#### Data for analysis ####

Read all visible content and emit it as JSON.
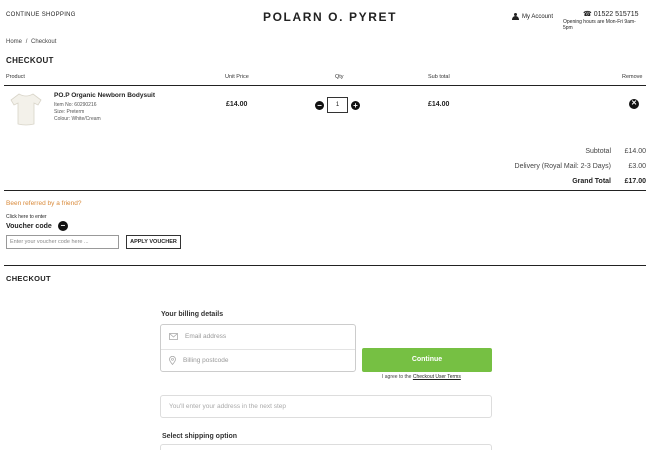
{
  "header": {
    "continue_shopping": "CONTINUE SHOPPING",
    "logo": "POLARN O. PYRET",
    "account": "My Account",
    "phone": "01522 515715",
    "hours": "Opening hours are Mon-Fri 9am-5pm"
  },
  "breadcrumb": {
    "home": "Home",
    "sep": "/",
    "current": "Checkout"
  },
  "page_title": "CHECKOUT",
  "table": {
    "headers": {
      "product": "Product",
      "unit_price": "Unit Price",
      "qty": "Qty",
      "subtotal": "Sub total",
      "remove": "Remove"
    },
    "item": {
      "name": "PO.P Organic Newborn Bodysuit",
      "item_no": "Item No: 60290216",
      "size": "Size: Preterm",
      "colour": "Colour: White/Cream",
      "unit_price": "£14.00",
      "qty": "1",
      "subtotal": "£14.00"
    }
  },
  "totals": {
    "subtotal_label": "Subtotal",
    "subtotal_value": "£14.00",
    "delivery_label": "Delivery (Royal Mail: 2-3 Days)",
    "delivery_value": "£3.00",
    "grand_label": "Grand Total",
    "grand_value": "£17.00"
  },
  "referral": "Been referred by a friend?",
  "voucher": {
    "hint": "Click here to enter",
    "title": "Voucher code",
    "placeholder": "Enter your voucher code here ...",
    "button": "APPLY VOUCHER"
  },
  "checkout2_title": "CHECKOUT",
  "billing": {
    "title": "Your billing details",
    "email_placeholder": "Email address",
    "postcode_placeholder": "Billing postcode",
    "continue": "Continue",
    "agree_prefix": "I agree to the",
    "agree_link": "Checkout User Terms",
    "address_note": "You'll enter your address in the next step"
  },
  "shipping": {
    "title": "Select shipping option"
  },
  "colors": {
    "accent_green": "#76c043",
    "referral_orange": "#d98a3a"
  },
  "icons": {
    "account": "user-icon",
    "phone": "phone-icon",
    "minus": "minus-icon",
    "plus": "plus-icon",
    "remove": "remove-icon",
    "email": "mail-icon",
    "location": "location-pin-icon"
  }
}
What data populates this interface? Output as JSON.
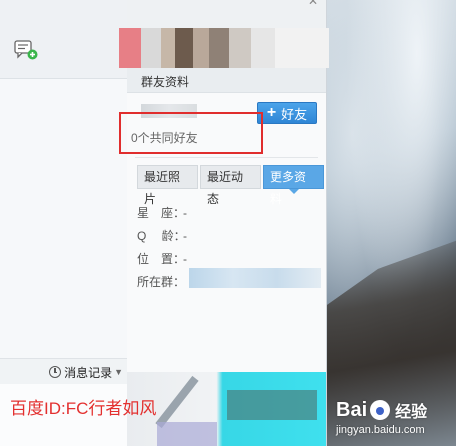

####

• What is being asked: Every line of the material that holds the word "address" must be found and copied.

• Task result:
    "email_placeholder": "Email address",
    "address_note": "You'll enter your address in the next step"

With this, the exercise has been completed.